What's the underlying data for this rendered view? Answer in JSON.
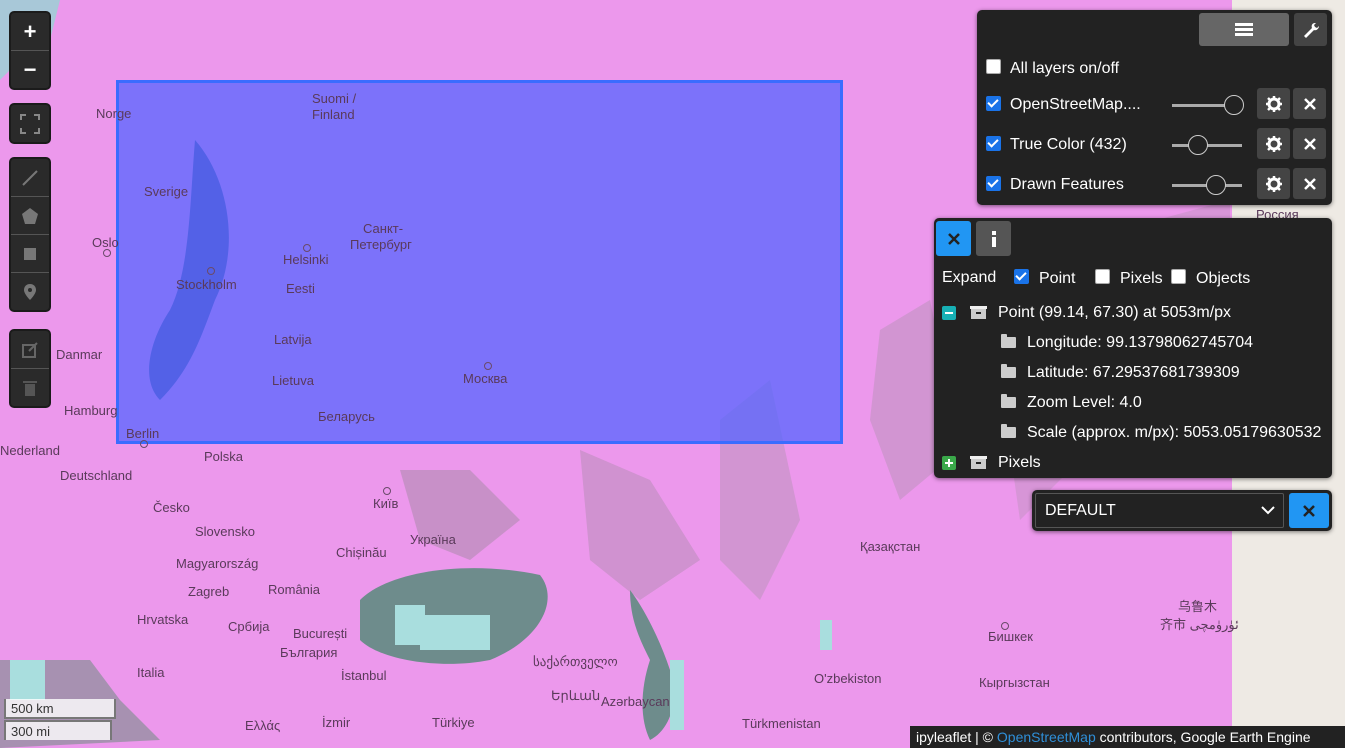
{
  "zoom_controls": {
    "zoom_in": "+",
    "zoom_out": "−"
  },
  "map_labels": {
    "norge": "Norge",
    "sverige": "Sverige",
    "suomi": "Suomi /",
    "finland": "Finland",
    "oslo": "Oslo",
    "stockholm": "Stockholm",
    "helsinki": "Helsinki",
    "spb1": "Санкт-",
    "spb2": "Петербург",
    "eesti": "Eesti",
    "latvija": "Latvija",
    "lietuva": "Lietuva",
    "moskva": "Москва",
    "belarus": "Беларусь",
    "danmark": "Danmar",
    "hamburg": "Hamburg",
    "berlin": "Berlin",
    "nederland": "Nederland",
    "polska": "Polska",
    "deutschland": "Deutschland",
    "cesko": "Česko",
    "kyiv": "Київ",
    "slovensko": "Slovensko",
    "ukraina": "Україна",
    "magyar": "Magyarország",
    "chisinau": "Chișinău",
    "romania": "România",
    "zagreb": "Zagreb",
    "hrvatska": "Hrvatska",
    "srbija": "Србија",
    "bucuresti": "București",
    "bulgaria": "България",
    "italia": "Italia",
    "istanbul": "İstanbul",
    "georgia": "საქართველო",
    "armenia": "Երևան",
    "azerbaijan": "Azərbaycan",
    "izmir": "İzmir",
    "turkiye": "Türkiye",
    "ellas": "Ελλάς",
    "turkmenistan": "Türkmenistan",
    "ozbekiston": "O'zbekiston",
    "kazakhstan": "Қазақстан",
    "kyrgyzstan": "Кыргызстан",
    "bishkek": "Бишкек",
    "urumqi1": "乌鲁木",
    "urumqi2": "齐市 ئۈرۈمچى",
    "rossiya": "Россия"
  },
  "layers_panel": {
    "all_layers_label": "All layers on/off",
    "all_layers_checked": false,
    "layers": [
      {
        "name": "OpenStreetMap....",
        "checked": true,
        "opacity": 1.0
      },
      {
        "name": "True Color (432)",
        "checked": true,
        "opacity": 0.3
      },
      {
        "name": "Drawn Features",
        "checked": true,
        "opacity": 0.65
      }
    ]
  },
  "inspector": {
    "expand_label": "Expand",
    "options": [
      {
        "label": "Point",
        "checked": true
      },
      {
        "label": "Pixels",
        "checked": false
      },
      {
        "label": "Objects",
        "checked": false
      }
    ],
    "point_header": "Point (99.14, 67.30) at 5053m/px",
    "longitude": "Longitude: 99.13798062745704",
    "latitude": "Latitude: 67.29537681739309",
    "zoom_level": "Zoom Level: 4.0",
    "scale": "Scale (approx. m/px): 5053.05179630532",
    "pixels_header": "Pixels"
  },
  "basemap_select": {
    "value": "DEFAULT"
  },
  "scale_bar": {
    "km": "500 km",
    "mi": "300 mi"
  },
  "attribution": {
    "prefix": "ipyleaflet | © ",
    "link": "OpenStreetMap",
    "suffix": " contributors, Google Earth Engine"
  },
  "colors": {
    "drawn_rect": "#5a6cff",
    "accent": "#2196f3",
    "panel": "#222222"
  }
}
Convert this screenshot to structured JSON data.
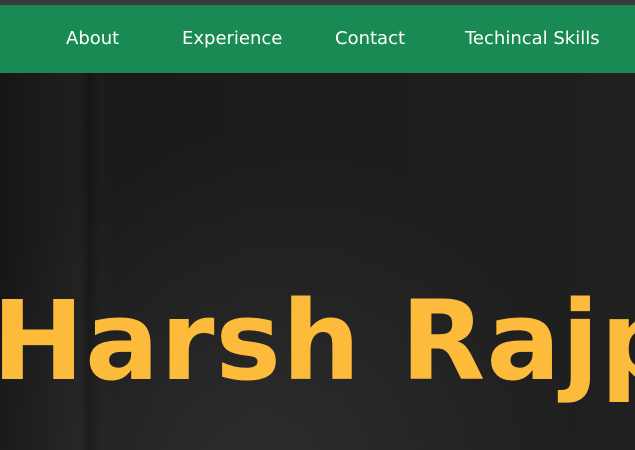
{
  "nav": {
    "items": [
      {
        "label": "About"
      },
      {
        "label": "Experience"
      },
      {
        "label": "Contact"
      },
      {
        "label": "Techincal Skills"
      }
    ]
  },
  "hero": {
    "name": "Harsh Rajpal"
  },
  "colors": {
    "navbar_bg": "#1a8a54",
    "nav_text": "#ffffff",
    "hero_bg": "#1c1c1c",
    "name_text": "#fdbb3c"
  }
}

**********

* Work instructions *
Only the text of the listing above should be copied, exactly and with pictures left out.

* Exercise output *
What's the underlying data for this rendered view? Answer in JSON.
{
  "zoom_controls": {
    "zoom_in": "+",
    "zoom_out": "−"
  },
  "map_labels": {
    "norge": "Norge",
    "sverige": "Sverige",
    "suomi": "Suomi /",
    "finland": "Finland",
    "oslo": "Oslo",
    "stockholm": "Stockholm",
    "helsinki": "Helsinki",
    "spb1": "Санкт-",
    "spb2": "Петербург",
    "eesti": "Eesti",
    "latvija": "Latvija",
    "lietuva": "Lietuva",
    "moskva": "Москва",
    "belarus": "Беларусь",
    "danmark": "Danmar",
    "hamburg": "Hamburg",
    "berlin": "Berlin",
    "nederland": "Nederland",
    "polska": "Polska",
    "deutschland": "Deutschland",
    "cesko": "Česko",
    "kyiv": "Київ",
    "slovensko": "Slovensko",
    "ukraina": "Україна",
    "magyar": "Magyarország",
    "chisinau": "Chișinău",
    "romania": "România",
    "zagreb": "Zagreb",
    "hrvatska": "Hrvatska",
    "srbija": "Србија",
    "bucuresti": "București",
    "bulgaria": "България",
    "italia": "Italia",
    "istanbul": "İstanbul",
    "georgia": "საქართველო",
    "armenia": "Երևան",
    "azerbaijan": "Azərbaycan",
    "izmir": "İzmir",
    "turkiye": "Türkiye",
    "ellas": "Ελλάς",
    "turkmenistan": "Türkmenistan",
    "ozbekiston": "O'zbekiston",
    "kazakhstan": "Қазақстан",
    "kyrgyzstan": "Кыргызстан",
    "bishkek": "Бишкек",
    "urumqi1": "乌鲁木",
    "urumqi2": "齐市 ئۈرۈمچى",
    "rossiya": "Россия"
  },
  "layers_panel": {
    "all_layers_label": "All layers on/off",
    "all_layers_checked": false,
    "layers": [
      {
        "name": "OpenStreetMap....",
        "checked": true,
        "opacity": 1.0
      },
      {
        "name": "True Color (432)",
        "checked": true,
        "opacity": 0.3
      },
      {
        "name": "Drawn Features",
        "checked": true,
        "opacity": 0.65
      }
    ]
  },
  "inspector": {
    "expand_label": "Expand",
    "options": [
      {
        "label": "Point",
        "checked": true
      },
      {
        "label": "Pixels",
        "checked": false
      },
      {
        "label": "Objects",
        "checked": false
      }
    ],
    "point_header": "Point (99.14, 67.30) at 5053m/px",
    "longitude": "Longitude: 99.13798062745704",
    "latitude": "Latitude: 67.29537681739309",
    "zoom_level": "Zoom Level: 4.0",
    "scale": "Scale (approx. m/px): 5053.05179630532",
    "pixels_header": "Pixels"
  },
  "basemap_select": {
    "value": "DEFAULT"
  },
  "scale_bar": {
    "km": "500 km",
    "mi": "300 mi"
  },
  "attribution": {
    "prefix": "ipyleaflet | © ",
    "link": "OpenStreetMap",
    "suffix": " contributors, Google Earth Engine"
  },
  "colors": {
    "drawn_rect": "#5a6cff",
    "accent": "#2196f3",
    "panel": "#222222"
  }
}
Convert this screenshot to structured JSON data.
{
  "nav": {
    "items": [
      {
        "label": "About"
      },
      {
        "label": "Experience"
      },
      {
        "label": "Contact"
      },
      {
        "label": "Techincal Skills"
      }
    ]
  },
  "hero": {
    "name": "Harsh Rajpal"
  },
  "colors": {
    "navbar_bg": "#1a8a54",
    "nav_text": "#ffffff",
    "hero_bg": "#1c1c1c",
    "name_text": "#fdbb3c"
  }
}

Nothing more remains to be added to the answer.